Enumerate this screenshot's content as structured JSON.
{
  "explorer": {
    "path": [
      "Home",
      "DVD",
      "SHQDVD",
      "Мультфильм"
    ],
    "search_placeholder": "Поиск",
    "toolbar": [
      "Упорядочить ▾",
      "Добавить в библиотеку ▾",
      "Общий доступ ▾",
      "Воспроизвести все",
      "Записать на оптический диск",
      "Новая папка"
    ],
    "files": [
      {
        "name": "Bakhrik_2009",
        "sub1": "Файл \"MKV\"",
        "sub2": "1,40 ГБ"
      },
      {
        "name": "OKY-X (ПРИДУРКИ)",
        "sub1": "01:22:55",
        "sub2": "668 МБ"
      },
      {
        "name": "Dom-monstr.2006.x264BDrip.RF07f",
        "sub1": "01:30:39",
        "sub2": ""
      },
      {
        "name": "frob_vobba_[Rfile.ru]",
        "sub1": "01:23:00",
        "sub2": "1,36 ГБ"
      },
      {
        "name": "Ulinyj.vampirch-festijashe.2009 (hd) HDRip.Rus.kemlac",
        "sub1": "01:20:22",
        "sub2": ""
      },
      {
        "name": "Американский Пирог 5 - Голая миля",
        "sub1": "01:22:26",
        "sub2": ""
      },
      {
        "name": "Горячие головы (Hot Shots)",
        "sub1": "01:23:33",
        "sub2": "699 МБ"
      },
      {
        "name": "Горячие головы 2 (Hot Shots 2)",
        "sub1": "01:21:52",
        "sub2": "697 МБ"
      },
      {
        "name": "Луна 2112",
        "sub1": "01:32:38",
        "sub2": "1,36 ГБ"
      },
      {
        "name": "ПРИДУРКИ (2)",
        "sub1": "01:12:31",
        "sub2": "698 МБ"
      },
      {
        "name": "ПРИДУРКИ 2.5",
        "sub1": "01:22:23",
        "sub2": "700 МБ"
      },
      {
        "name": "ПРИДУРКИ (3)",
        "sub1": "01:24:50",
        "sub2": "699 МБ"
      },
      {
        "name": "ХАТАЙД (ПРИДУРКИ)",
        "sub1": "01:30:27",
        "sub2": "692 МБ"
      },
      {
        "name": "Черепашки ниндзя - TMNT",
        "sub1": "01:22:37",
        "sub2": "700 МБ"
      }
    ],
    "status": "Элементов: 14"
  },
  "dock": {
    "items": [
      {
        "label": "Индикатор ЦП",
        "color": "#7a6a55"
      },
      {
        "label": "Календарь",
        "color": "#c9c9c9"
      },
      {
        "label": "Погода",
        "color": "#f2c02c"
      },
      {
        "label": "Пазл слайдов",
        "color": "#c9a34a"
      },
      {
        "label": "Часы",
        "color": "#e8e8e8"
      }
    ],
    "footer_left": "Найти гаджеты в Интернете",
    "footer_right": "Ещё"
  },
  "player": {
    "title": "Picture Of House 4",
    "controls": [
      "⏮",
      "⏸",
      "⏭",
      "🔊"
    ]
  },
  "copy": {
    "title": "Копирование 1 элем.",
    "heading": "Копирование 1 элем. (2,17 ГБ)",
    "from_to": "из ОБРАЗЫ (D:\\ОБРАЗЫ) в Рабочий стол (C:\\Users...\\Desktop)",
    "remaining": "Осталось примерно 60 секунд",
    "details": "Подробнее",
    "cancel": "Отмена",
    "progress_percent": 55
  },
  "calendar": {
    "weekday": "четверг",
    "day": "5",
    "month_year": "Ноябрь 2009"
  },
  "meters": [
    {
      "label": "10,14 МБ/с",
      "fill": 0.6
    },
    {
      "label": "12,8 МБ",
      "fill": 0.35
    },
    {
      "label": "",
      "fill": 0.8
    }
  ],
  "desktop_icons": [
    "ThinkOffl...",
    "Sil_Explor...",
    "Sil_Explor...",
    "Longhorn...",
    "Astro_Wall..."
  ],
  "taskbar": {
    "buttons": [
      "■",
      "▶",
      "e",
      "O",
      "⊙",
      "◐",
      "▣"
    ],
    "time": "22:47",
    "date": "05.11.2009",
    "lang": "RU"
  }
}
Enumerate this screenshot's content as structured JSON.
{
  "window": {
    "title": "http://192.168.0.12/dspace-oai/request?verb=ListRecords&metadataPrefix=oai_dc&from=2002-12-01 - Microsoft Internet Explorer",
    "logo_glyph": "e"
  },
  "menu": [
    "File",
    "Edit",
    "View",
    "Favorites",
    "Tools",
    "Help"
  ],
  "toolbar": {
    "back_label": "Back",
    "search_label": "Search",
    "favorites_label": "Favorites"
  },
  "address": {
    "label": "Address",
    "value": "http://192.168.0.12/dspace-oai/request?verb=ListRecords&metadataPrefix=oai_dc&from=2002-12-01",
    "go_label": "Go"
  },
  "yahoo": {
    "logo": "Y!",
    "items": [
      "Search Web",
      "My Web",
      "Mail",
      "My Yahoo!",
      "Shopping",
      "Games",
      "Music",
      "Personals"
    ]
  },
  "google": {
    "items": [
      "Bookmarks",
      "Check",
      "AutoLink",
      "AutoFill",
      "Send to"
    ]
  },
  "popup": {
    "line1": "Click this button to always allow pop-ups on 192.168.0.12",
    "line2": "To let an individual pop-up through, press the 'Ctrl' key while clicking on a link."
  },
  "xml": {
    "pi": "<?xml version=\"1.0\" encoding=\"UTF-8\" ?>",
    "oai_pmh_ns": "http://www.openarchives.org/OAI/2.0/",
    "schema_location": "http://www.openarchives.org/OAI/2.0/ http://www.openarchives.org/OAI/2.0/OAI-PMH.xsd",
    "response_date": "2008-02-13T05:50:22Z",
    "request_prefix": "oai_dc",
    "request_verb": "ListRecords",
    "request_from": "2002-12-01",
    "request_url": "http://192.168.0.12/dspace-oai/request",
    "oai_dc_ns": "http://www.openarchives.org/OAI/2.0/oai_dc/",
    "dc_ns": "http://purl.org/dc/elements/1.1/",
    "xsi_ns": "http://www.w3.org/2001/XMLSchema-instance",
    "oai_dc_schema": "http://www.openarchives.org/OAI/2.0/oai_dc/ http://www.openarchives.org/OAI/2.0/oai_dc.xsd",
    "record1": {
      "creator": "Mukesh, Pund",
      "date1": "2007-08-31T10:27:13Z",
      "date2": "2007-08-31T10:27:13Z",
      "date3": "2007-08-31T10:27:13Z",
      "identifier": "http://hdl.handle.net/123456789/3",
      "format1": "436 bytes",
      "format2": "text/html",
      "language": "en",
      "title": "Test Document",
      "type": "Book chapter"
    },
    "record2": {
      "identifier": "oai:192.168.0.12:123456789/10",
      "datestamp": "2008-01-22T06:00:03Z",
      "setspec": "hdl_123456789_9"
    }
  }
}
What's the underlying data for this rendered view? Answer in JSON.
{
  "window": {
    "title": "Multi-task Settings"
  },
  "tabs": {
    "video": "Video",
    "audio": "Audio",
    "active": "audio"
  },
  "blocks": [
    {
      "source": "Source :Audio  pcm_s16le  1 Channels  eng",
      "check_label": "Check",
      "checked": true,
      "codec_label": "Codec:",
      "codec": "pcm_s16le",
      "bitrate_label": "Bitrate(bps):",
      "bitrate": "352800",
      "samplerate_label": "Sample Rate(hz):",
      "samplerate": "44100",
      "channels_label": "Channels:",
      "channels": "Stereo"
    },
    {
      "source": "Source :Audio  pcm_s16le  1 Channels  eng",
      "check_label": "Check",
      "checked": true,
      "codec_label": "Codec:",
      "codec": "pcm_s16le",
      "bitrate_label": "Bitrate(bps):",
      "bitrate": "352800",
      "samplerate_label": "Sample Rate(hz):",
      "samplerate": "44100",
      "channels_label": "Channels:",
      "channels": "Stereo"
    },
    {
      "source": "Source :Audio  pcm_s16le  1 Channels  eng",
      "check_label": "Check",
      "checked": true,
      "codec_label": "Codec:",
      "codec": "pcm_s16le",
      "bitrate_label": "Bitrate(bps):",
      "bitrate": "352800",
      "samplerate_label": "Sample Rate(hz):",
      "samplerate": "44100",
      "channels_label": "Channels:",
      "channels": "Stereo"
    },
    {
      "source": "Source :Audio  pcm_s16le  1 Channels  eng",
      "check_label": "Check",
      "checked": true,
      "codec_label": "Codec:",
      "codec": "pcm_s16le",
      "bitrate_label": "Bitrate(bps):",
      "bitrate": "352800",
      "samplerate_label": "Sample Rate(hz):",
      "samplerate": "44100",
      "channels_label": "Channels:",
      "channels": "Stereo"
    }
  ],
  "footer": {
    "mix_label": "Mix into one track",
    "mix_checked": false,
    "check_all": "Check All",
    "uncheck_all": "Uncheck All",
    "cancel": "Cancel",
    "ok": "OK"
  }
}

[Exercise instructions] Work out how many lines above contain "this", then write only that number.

[Task answer] 4